Firstly, I want to point out that I absolutely know that we all hear voices in our head.  If we’re honest, we have more conversations with ourselves than we care to admit and if we haven’t been trained differently, many of those conversations aren’t positive.  Research supports the fact that our brains are wired for the familiar; what we’ve always done.  As a result, the voices that we hear will support our brain and what it has been familiar with hearing over time.  Hence, the “Are you nuts!?!” question and the host of others that are less than encouraging when you’re looking to make a change.

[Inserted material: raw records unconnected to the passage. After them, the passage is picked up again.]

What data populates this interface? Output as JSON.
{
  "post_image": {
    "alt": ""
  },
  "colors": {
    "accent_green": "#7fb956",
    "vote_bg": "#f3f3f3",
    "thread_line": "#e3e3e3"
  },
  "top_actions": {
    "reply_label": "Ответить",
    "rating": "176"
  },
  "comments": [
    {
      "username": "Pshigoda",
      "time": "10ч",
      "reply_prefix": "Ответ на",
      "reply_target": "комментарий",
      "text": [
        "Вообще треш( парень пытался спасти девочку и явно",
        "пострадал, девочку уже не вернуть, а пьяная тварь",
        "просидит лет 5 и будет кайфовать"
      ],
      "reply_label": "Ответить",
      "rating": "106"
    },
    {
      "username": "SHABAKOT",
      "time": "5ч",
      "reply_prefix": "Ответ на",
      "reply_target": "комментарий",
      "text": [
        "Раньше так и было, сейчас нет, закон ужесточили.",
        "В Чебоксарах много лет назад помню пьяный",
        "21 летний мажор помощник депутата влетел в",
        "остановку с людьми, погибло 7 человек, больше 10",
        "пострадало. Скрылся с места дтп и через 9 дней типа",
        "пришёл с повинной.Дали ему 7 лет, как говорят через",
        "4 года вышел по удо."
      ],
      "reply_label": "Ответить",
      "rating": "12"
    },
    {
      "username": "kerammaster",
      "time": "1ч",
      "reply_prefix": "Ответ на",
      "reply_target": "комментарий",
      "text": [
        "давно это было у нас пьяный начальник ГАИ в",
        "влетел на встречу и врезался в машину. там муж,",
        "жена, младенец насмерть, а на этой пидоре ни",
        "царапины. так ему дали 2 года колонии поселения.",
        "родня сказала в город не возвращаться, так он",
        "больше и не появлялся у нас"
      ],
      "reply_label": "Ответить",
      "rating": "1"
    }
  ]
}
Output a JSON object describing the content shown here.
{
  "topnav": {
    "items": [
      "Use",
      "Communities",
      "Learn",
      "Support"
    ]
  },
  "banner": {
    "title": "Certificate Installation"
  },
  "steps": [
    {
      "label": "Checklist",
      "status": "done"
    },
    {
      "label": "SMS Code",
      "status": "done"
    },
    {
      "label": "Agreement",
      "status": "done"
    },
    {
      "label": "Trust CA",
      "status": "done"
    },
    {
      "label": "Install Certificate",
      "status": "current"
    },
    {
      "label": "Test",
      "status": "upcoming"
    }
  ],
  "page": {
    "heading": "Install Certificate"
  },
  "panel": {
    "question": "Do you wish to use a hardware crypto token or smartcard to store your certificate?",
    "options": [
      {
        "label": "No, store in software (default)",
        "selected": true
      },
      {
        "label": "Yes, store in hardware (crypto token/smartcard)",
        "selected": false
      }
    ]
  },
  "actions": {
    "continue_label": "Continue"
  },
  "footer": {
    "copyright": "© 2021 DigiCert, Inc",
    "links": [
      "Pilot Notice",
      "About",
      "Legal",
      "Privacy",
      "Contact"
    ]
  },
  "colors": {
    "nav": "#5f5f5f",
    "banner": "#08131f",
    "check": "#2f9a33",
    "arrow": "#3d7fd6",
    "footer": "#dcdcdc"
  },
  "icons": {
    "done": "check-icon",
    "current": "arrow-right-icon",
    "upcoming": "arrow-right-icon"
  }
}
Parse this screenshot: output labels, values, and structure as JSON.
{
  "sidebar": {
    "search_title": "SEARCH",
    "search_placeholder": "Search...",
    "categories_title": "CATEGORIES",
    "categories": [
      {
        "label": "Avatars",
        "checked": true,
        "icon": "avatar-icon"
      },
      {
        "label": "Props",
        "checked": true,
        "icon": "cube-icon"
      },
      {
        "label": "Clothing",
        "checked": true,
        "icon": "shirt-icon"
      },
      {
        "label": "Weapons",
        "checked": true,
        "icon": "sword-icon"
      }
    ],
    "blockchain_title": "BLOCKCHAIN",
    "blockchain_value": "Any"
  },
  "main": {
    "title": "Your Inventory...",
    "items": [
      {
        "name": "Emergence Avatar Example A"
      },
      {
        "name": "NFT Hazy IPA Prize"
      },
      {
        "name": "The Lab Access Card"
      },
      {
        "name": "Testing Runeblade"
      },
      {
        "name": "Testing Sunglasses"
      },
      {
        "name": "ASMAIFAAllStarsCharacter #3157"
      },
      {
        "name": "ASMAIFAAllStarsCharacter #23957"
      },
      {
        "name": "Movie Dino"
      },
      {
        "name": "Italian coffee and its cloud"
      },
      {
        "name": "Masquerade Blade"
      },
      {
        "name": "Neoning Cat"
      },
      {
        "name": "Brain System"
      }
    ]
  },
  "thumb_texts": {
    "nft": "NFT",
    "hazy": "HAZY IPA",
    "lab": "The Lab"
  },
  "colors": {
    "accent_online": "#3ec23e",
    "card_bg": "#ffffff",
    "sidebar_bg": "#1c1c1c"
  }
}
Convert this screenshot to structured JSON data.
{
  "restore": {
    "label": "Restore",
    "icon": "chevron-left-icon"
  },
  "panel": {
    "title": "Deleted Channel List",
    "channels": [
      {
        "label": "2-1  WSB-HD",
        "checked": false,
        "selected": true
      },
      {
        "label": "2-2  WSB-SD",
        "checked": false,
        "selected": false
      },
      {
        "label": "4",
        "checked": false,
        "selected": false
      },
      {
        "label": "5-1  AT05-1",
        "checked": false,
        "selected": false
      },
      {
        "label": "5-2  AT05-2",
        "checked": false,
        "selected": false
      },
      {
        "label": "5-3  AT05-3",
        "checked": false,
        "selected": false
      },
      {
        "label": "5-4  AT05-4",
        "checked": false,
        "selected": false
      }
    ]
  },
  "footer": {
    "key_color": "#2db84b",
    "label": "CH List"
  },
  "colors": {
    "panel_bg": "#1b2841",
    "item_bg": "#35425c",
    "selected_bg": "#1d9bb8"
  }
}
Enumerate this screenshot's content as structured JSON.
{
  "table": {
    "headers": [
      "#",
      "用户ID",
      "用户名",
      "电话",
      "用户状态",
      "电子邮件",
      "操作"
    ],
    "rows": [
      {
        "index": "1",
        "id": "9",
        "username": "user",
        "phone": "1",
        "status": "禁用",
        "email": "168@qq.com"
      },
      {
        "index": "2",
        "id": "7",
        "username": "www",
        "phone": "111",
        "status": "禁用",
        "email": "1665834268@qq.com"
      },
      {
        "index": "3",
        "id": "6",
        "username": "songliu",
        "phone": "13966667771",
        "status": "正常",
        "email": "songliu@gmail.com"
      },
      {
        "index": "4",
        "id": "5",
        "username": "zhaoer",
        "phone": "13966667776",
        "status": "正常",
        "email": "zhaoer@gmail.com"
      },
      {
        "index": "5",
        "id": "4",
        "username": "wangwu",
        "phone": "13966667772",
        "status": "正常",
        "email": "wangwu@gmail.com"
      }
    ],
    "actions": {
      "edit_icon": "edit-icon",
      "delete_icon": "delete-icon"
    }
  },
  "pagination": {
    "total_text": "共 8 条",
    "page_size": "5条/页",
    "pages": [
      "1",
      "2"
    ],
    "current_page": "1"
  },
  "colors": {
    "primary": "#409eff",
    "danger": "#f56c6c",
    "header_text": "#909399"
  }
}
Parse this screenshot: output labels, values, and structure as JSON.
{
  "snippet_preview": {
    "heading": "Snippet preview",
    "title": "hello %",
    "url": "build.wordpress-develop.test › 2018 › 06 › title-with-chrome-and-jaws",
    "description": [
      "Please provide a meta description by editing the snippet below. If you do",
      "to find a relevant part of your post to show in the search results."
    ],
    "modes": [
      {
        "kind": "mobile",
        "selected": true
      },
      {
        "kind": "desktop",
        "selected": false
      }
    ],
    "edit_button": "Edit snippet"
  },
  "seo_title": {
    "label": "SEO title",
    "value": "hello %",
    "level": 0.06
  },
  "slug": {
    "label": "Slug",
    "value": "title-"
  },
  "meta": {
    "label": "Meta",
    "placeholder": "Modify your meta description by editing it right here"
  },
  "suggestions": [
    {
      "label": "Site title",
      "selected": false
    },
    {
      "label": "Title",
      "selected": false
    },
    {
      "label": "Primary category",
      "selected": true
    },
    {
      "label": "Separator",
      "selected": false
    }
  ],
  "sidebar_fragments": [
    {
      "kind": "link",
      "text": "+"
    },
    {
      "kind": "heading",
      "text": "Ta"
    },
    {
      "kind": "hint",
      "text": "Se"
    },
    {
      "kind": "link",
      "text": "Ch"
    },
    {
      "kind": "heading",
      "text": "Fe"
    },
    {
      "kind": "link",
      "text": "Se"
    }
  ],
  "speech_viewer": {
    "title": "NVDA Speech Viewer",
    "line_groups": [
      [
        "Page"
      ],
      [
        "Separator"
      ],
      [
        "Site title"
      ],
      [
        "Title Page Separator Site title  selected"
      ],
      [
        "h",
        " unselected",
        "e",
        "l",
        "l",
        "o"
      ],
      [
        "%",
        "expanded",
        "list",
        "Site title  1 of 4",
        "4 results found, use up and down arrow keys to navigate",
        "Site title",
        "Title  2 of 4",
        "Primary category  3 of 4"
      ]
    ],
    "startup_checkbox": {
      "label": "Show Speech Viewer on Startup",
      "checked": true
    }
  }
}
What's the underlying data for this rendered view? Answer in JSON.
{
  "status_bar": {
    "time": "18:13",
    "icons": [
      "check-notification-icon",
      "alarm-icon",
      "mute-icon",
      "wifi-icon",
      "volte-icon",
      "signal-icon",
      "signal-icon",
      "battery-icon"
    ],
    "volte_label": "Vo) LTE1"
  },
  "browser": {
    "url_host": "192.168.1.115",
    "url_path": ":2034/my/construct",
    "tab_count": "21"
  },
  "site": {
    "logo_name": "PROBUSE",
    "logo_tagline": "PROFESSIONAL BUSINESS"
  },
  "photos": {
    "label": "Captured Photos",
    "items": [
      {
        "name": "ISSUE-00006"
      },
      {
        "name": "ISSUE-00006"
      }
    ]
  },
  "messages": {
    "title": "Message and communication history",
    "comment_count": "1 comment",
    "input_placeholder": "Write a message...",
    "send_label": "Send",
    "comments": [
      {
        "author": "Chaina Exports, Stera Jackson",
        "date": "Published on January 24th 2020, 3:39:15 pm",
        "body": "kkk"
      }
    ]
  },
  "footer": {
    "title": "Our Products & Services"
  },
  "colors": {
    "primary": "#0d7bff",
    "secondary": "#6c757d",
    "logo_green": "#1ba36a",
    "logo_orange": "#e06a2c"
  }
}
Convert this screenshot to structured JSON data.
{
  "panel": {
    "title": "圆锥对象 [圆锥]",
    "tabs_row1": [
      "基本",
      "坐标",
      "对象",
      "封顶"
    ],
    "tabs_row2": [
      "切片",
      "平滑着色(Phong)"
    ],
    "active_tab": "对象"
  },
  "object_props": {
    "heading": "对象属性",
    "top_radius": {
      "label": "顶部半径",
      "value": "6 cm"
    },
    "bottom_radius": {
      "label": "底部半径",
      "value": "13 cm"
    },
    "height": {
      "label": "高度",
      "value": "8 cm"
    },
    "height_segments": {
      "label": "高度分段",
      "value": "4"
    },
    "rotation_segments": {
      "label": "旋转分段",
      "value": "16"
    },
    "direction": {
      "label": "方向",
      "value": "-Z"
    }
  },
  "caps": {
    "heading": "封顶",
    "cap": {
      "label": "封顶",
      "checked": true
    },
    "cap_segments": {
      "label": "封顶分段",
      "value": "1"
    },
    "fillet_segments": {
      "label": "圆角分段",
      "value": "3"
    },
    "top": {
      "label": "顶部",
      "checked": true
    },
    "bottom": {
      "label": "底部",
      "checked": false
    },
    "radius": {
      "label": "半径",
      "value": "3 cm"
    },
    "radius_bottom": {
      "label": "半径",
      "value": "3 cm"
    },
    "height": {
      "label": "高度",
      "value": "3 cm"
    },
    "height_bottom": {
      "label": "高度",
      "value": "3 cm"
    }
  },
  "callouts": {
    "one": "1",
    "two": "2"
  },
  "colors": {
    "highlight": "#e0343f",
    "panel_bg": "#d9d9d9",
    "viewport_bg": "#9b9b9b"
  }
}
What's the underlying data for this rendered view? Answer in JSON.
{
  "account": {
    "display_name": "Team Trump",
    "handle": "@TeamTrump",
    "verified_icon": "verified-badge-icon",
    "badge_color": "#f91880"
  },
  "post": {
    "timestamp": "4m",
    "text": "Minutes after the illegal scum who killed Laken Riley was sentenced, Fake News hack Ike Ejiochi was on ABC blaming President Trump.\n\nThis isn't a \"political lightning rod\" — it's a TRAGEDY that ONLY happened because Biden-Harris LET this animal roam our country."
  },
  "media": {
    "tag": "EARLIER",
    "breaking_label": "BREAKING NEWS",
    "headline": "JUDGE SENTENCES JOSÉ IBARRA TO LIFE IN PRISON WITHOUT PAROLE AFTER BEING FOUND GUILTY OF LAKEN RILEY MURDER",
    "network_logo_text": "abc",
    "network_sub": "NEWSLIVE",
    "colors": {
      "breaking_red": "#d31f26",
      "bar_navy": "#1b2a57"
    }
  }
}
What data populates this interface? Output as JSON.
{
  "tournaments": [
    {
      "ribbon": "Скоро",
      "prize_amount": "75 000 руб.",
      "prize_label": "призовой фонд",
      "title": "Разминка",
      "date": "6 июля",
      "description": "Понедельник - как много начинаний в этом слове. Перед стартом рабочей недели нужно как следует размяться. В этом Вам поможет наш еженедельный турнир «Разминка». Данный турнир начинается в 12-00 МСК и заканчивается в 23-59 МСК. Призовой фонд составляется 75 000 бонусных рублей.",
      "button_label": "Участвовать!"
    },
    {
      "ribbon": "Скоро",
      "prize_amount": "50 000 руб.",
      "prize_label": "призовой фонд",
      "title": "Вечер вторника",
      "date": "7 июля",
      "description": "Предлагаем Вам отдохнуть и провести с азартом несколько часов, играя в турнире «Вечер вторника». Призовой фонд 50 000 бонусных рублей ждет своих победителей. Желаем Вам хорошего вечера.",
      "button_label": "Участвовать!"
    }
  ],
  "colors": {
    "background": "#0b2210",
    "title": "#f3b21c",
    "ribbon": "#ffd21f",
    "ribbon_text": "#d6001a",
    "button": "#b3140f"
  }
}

Our past experiences shape our feelings about the present.  I believe support is a key element in fighting any familiarity battle.  Whether we’re trying to start a new healthy habit, stop an old (not so healthy) one or move beyond that which is good into something amazing: we all need help.  While there are tangible things that any of us can and should also do on our own, there truly isn’t anything that replaces good old-fashioned accountability and encouragement.  "Iron sharpens iron," as the old proverb says.


That said, I urge you to exercise caution.  Choose carefully the people with whom you share and from whom you seek wisdom and encouragement.   You don’t want their voices to merely match the ones in your head!


I was recently at a conference where I had the awesome pleasure of meeting Dr. Henry Cloud.  In one of our sessions, he spoke about choosing the right monkey to join you in your cage.  He made this point by citing a research study conducted on monkeys that concluded that having another monkey in the cage diminished the stress level of the first monkey greatly.  That we can easily understand.  However, he went on to explain a situation where a someone was repeatedly going to someone else who had a history of squashing them and yet expected encouragement or approval.   Don’t do that to yourself.   Don’t invite that into your life.  If you must inform those people about your life changes, make sure that you balance that with people who are going to support you.  Prepare yourself for the negative by surrounding yourself with other people who will be honest and help you think, but simultaneously lift you up and walk along side you in your new journey!  You can do it and we’re here to help!